My parents were well-meaning white feminist types in the 1970s, so I was raised to believe I could be anything I wanted… but neither I nor my parents had any kind of language or framework to think about anything other than male or female. Unlike some trans folk, I didn’t feel like I was a boy. I just knew I wasn’t very good at being a girl. And because I wasn’t good at being a girl, I leaned toward patriarchal values — logic, reason, athletics, academic achievement, strength as power. There is a way that I think this was self-protection.

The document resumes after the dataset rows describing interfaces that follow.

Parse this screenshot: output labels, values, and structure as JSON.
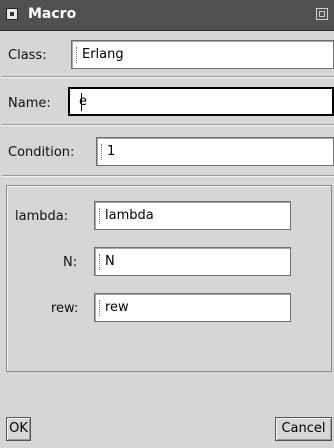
{
  "window": {
    "title": "Macro"
  },
  "form": {
    "class_label": "Class:",
    "class_value": "Erlang",
    "name_label": "Name:",
    "name_value": "e",
    "condition_label": "Condition:",
    "condition_value": "1"
  },
  "params": [
    {
      "label": "lambda:",
      "value": "lambda"
    },
    {
      "label": "N:",
      "value": "N"
    },
    {
      "label": "rew:",
      "value": "rew"
    }
  ],
  "buttons": {
    "ok": "OK",
    "cancel": "Cancel"
  }
}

An important part of my journey was a lesbian-feminist awakening that helped me to revalue things like emotions, spirit, bodies, vulnerability. There was a phase when I was “woman-identified” and that was an important step towards honoring all of the parts of me. Being a baby dyke with a butch presentation was also an important opening in my efforts to navigate the world. But in the end, that still wasn’t all of me. I now identify as OtherWise, not male or female.
I don’t particularly identify with what I see as sort of static celebrations of women’s history. I feel like Women’s History Month, as I experience it these days, doesn’t always create space for all of what I understand about the necessity of the feminine. To me, honoring the feminine is less about female ancestors and more about honoring all of that which is categorized and labeled as feminine.
Women’s history can be reductive in celebrating women who are/were “successful” according to patriarchal values (logic, reason, career, athletics, academic, business, etc). In ways similar to how Jesus and MLK have been sanitized by their “holidaze”, the mainstreaming of women’s history almost necessarily strips it of some of its revolutionary power. I don’t mean to diminish the importance of knowing about our foremothers. That’s certainly an important start.
However, I mostly identify with the freaks — with people who don’t fit neatly into all these political categories. And there are so many folk who might ask of our feminist politics, “Ain’t I a Woman?” Things resonate more with me when we lift up the more radical edges of “feminism,” honoring folk like Audre Lorde or Miss Major. Womanists, Mujerista, Two Spirit folk. Trans Women and people like me whose history includes trying to navigate the world being perceived in some way as female, but maybe not entirely.
For me, Women’s History Month ought not be about women being “as good as” men. It’s not about “equality.” Maybe it’s because I’m a child of the 70s, but that’s just basic. I only get the goose bumps when we are talking about changing the world so all people can be real and authentic and whole. Lifting up “women” is a part of that revolution. In many cases, it’s even a crucial entry point. But it’s not the whole story for me.
So practically speaking, a soundbite about Sally Ride being a female astronaut? Meh. But, maybe if you could tell me a deeper story about how exactly Sally Ride navigated the male-dominated culture of NASA to do what she did. Goosebumps.
Or let’s tell the story of the women of SNCC and how they navigated patriarchal assumptions in the civil rights movement of the 1960s. Goosebumps. I’m thankful those stories exist.
Let’s ask what the actual cost was for Audre Lorde to be as openly black and lesbian and feminist and mother and poet and warrior as she was? What sustained her in that personal revolution? How did she keep breathing in the face of all of that pressure? Goosebumps. I’m thankful she left a body of work to tell that story.
Let’s ask how Miss Major survived Stonewall and Attica and saved the lives of so many trans women returning citizens? And what sustained her in that revolutionary work against a machine that is designed to literally dispose of people like her? Goosebumps. I’m thankful that I have had the chance to be in her presence and know some of how she makes her way.
What about some less well-known single/divorced mom, raising sons on a shoestring, piecing together multiple jobs, while also reaching for a better life for herself and the folk in the neighborhood? Why is she not also lifted up for us as a powerful sacred text, during Women’s History Month? Is it just because she doesn’t have a Wikipedia article? How does she get up and face the pressures of each morning? What are the compromises she is asked to make? Where does the grief go? And how does she find her voice in the midst? I am grateful when I have the opportunity to be a witness, but it bothers me that there is so little space in Women’s History Month for her.
These are the kinds of Women’s History stories where we find that deeper insight that might help us all take the next step forward in our own lives, whatever our gender experience. That is super powerful to me. Not “just” because they are female pioneers. Not “just” because they were celebrities or made history. But because we can learn something from how they were / are changing the world by the way they lived / are living their lives — and doing so in the face of forces that work against their health and wholeness. They were reaching for something more than that which was offered to them — and that is how history actually gets made.
© 2016 Chris Paige. All rights reserved.
With thanks to Jenn Peterson for asking such interesting questions and to Church Within A Church for whom this piece was written.